(In August 6 story corrects headline to say swine fever not swine flu)
BEIJING (Reuters) – China’s Liaoning province will increase inspections at pig farms and markets and strengthen the monitoring of hog transportation, after the nation’s first African swine fever case was reported there, local media Liaoning Daily reported on Monday.
The African swine fever outbreak poses a major threat to the hog farming industry in the province and the whole country, and must be eradicated thoroughly, an official from Liaoning Provincial Bureau of Animal Health and Production said, according to Liaoning Daily.
The provincial government has asked local authorities to launch emergency inspections at all pig farms, hog markets, slaughterhouses and harmless treatment sites in the province, and report any cases of pig deaths due to unknown reasons, slaughtered pigs found with splenomegaly or splenic hemorrhage, and immune failure among pigs after receiving swine fever vaccines, the paper reported, citing the animal health bureau.
Liaoning also ordered the temporary closure of all live hog markets and slaughterhouses in Shenbei district, where the outbreak was discovered, the paper reported.
China culled some 913 hogs near Shenyang, the capital of Liaoning, and banned transportation of hogs from the affected areas, following the outbreak.
Hogs and products in Shenyang can only be distributed within the city, while those transported from outside must go through strict quarantine, the animal health bureau official said.
The case in Liaoning, the first in East Asia, has stoked concern about its spread in China, which has the world’s largest pig herd, and possibly to neighbouring countries in Asia.
Japan has suspended imports of heat-treated Chinese pork and tightened quarantine operations at airport and seaports, following the outbreak.

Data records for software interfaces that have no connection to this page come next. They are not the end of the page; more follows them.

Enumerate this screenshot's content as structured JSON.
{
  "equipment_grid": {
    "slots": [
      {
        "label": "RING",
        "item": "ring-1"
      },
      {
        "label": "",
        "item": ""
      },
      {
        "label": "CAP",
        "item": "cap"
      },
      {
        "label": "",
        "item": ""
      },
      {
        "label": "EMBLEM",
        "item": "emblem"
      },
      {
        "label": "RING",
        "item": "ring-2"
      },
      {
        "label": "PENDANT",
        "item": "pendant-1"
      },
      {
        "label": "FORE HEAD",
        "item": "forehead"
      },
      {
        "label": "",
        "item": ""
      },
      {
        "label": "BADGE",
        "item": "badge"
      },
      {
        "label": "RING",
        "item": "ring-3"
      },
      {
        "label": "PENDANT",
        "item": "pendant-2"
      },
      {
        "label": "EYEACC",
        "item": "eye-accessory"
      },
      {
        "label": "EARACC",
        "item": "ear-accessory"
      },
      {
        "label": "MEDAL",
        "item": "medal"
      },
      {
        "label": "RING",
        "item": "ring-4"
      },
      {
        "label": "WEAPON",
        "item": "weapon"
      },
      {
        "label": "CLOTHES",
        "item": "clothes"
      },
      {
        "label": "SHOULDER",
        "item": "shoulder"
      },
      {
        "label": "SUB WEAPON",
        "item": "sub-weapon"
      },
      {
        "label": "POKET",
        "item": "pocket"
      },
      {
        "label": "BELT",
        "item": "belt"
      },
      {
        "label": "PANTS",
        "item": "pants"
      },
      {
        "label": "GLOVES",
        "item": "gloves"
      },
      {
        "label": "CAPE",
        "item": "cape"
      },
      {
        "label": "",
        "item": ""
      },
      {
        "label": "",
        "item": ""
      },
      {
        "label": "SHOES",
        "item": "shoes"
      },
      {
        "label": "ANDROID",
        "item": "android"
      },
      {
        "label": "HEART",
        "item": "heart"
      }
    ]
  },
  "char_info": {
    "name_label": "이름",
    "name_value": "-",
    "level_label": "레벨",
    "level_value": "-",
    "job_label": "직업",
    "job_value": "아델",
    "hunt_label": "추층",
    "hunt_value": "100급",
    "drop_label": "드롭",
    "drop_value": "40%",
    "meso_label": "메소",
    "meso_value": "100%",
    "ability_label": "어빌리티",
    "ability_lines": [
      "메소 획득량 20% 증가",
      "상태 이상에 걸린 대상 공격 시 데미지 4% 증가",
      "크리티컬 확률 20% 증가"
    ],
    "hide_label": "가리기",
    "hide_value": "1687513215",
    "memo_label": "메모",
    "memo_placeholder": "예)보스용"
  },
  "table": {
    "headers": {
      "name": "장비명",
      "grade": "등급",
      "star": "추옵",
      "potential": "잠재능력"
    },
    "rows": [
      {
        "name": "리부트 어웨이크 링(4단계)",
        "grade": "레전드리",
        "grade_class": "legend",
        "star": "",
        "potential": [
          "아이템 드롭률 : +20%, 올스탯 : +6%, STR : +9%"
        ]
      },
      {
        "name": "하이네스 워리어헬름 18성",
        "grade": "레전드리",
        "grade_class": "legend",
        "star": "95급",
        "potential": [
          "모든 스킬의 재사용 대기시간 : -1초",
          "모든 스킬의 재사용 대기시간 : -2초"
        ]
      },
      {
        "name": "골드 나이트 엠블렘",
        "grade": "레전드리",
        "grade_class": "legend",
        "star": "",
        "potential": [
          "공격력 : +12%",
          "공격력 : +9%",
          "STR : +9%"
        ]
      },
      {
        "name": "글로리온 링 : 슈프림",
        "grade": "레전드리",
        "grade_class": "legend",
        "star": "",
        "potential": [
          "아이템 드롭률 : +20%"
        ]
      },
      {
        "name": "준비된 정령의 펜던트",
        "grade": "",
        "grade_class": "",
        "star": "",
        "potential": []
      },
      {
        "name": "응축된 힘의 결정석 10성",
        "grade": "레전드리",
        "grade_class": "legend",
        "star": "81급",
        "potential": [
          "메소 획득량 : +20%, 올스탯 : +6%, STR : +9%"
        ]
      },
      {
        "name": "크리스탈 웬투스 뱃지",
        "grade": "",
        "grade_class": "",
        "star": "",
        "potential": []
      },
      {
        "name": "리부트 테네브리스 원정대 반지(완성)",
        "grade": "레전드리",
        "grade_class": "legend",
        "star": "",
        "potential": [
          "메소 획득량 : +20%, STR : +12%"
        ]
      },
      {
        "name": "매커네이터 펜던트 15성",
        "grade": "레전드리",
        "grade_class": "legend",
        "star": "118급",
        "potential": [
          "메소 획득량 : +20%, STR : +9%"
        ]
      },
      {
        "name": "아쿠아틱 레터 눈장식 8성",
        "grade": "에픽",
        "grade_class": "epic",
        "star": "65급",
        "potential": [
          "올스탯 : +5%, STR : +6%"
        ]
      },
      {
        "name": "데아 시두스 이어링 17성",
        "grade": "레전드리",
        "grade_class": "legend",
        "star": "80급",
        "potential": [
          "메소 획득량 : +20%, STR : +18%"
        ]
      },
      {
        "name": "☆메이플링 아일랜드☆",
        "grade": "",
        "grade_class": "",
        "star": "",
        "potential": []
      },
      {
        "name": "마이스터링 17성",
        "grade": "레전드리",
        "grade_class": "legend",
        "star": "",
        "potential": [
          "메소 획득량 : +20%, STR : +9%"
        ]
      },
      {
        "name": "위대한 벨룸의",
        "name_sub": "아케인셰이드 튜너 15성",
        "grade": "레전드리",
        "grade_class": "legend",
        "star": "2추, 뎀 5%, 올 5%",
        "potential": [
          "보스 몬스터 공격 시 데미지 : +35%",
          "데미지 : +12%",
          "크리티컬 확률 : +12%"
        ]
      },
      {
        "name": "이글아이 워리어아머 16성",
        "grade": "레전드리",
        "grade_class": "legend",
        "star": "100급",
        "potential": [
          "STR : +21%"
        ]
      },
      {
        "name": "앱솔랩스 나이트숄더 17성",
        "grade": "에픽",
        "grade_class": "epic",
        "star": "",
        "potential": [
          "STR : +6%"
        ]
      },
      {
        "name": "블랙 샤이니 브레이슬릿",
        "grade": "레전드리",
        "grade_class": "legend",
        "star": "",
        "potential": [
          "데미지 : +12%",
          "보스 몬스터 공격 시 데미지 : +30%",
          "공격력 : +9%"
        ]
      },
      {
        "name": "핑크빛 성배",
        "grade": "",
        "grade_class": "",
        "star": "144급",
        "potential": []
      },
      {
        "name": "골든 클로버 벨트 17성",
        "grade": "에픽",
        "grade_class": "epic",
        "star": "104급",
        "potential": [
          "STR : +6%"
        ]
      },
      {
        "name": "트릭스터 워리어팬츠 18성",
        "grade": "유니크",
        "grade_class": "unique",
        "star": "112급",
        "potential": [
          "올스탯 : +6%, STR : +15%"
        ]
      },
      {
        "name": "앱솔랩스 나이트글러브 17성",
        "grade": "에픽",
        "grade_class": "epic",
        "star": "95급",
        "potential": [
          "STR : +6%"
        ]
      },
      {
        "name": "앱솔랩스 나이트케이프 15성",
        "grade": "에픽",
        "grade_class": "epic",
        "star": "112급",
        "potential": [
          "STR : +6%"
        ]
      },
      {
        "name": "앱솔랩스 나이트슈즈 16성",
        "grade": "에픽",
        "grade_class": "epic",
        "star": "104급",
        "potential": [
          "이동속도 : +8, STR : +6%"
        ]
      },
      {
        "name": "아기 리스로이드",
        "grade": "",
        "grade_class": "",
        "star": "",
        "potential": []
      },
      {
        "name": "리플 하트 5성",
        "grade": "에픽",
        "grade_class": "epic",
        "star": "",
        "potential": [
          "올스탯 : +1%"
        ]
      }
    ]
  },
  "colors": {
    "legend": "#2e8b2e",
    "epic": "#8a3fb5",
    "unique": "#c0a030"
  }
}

Local authorities in Liaoning must put affected pigs under strict quarantine and monitoring once suspected cases were discovered. The movement of susceptible animals, and their products must also be restricted, the report said.

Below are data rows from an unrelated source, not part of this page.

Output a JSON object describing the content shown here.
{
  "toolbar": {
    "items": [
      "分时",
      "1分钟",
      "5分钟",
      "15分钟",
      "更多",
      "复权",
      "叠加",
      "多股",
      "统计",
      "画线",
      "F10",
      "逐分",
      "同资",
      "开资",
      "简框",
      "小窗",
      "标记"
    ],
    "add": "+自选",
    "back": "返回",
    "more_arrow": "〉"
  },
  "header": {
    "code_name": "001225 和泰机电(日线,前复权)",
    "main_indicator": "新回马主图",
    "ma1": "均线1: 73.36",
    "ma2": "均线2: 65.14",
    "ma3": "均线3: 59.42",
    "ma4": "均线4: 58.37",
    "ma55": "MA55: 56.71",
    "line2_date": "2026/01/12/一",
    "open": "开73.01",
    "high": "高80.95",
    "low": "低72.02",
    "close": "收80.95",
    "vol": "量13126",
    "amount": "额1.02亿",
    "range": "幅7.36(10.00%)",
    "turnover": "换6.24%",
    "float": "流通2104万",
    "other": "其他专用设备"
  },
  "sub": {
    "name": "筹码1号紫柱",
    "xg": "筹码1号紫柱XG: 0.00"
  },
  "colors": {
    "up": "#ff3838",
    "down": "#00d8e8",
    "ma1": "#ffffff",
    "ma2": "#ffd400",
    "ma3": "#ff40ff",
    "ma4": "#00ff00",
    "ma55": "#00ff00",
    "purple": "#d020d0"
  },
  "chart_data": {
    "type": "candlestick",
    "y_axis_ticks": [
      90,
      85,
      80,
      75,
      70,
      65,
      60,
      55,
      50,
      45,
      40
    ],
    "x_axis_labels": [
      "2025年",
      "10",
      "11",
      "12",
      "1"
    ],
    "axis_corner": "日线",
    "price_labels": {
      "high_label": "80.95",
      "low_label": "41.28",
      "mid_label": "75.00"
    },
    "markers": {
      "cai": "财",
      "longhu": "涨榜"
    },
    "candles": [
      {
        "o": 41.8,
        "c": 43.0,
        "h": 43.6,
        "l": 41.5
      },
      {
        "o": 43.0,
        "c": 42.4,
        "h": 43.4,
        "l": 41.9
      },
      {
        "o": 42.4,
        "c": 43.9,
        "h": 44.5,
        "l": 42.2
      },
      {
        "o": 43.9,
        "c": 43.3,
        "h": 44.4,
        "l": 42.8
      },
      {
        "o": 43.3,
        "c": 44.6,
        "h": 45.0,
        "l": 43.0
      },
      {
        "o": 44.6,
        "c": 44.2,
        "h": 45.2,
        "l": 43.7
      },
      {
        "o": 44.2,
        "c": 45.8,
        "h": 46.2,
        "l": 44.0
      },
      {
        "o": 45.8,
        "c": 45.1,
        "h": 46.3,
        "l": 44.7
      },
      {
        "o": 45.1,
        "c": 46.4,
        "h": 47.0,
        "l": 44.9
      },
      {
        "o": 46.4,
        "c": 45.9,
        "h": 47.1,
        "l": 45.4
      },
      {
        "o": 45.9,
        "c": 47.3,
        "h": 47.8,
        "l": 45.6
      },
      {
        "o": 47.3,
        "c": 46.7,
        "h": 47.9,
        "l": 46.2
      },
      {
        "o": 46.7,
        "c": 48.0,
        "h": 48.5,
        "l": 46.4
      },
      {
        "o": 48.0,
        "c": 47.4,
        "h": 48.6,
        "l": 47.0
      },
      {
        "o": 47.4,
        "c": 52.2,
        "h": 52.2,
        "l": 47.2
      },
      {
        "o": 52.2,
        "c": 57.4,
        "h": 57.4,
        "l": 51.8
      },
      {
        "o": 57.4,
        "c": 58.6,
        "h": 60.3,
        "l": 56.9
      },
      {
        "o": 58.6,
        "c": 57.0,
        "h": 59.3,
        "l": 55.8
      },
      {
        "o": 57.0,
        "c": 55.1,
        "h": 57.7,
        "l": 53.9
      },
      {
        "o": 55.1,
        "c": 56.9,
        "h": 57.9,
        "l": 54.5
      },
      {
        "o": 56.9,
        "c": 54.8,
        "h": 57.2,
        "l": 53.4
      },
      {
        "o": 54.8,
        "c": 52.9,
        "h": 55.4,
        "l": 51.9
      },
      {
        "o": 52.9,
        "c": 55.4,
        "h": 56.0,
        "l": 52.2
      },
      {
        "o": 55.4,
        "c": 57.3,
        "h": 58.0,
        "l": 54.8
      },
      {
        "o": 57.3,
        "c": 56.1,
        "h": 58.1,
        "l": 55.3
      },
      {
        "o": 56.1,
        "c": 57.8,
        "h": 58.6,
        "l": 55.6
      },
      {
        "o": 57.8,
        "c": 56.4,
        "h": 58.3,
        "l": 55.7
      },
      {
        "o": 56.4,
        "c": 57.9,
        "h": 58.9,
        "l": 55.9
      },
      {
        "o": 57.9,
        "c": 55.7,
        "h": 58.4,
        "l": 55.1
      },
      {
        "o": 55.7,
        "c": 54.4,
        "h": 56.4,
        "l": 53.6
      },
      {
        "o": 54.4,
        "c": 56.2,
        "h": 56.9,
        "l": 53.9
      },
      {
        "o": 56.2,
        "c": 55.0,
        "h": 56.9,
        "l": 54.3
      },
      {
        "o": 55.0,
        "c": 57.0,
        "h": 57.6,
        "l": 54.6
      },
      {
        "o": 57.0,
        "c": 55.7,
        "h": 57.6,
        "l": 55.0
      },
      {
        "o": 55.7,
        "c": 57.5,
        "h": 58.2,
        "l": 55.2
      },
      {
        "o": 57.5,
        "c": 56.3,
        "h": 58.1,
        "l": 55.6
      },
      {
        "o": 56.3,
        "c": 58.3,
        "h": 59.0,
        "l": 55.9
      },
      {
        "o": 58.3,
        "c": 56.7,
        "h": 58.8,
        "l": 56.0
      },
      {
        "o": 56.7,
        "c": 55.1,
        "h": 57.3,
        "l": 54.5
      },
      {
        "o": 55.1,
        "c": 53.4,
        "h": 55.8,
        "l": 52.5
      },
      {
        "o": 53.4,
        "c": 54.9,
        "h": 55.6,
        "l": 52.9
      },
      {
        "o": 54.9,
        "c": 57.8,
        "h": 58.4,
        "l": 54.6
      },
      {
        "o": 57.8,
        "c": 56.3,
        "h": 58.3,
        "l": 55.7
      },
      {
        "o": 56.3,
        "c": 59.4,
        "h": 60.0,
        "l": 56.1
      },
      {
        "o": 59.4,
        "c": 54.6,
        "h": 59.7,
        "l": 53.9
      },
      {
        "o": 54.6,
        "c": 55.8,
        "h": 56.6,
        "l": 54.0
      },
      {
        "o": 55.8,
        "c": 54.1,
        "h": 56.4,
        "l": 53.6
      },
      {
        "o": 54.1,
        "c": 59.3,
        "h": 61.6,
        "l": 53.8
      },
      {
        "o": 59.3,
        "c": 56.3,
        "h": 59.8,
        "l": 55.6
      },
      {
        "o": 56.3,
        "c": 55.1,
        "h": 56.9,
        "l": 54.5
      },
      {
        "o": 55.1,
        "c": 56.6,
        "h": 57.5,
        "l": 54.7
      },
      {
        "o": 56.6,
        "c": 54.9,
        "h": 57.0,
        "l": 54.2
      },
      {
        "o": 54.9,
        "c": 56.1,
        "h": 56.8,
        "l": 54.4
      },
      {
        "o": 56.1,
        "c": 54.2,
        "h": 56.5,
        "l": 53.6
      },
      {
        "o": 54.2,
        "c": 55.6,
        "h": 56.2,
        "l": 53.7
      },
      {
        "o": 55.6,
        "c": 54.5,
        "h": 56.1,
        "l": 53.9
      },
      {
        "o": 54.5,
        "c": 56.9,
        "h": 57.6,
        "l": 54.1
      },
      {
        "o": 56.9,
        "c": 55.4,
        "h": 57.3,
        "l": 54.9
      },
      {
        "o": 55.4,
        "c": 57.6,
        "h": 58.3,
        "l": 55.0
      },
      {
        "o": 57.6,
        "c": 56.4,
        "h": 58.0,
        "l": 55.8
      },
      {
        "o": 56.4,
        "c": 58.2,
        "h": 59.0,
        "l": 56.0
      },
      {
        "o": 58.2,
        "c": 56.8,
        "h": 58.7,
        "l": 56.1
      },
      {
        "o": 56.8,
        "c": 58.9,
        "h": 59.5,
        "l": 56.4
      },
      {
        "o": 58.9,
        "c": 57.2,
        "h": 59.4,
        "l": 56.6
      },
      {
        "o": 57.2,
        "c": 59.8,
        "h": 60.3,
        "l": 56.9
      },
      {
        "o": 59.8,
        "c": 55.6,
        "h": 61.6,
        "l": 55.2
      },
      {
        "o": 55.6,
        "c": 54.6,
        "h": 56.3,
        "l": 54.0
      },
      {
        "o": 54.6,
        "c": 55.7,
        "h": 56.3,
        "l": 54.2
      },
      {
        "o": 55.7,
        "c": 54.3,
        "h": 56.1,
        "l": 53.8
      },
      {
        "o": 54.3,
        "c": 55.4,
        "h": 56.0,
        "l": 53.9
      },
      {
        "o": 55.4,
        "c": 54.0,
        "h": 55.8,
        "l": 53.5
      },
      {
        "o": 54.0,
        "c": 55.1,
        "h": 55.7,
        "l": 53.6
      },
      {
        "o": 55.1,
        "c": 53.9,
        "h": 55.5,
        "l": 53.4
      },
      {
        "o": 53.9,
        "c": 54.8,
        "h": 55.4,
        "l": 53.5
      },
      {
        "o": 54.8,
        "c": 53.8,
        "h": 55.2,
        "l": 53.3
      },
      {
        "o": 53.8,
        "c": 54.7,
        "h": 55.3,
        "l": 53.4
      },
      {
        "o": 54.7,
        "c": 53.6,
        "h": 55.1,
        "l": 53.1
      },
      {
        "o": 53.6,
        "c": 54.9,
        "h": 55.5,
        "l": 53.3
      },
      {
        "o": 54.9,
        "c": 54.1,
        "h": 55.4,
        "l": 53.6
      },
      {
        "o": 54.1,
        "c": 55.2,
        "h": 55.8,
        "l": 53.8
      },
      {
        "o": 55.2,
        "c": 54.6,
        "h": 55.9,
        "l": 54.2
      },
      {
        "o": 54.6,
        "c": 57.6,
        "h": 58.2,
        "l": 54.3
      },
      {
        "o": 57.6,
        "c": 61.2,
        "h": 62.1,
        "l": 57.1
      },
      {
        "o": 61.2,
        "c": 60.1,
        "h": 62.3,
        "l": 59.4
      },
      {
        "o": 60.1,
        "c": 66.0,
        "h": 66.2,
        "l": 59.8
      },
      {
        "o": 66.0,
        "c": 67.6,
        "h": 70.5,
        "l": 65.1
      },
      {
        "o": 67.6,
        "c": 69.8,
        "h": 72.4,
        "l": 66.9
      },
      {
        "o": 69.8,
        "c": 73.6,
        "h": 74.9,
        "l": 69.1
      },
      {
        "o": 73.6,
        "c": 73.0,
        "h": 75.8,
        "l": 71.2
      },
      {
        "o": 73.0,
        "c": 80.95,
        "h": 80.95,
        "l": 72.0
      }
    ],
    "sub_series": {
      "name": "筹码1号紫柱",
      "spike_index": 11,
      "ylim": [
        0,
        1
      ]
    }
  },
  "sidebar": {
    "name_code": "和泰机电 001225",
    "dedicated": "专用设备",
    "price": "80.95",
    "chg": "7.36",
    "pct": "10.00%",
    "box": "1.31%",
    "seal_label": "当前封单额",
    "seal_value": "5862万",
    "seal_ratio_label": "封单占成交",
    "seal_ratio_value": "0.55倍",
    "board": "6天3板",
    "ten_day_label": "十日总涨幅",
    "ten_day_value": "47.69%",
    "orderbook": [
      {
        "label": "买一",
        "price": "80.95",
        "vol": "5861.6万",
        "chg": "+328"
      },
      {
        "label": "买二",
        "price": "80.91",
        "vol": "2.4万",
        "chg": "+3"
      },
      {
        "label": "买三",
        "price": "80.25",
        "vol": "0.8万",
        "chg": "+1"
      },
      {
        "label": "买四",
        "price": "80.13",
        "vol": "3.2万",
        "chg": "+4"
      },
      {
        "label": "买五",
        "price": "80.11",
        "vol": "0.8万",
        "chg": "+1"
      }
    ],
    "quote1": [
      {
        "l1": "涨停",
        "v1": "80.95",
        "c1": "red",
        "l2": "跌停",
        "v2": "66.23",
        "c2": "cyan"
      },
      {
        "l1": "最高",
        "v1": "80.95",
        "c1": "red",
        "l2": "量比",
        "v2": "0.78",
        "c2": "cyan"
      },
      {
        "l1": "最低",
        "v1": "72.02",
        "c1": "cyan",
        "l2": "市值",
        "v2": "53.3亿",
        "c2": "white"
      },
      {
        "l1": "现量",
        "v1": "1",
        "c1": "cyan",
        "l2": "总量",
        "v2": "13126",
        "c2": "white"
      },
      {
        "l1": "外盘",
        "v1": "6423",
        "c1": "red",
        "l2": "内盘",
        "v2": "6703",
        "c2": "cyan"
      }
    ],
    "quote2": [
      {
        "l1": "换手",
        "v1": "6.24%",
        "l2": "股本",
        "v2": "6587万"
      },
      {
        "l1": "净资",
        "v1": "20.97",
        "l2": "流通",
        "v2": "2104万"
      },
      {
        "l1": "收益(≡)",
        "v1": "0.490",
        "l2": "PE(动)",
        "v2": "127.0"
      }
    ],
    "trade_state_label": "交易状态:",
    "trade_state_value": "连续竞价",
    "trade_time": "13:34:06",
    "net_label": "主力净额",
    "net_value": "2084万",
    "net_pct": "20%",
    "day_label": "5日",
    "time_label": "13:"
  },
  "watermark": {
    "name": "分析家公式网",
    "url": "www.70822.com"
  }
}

(Reporting by Hallie Gu and Josephine Mason; Editing by Christian Schmollinger)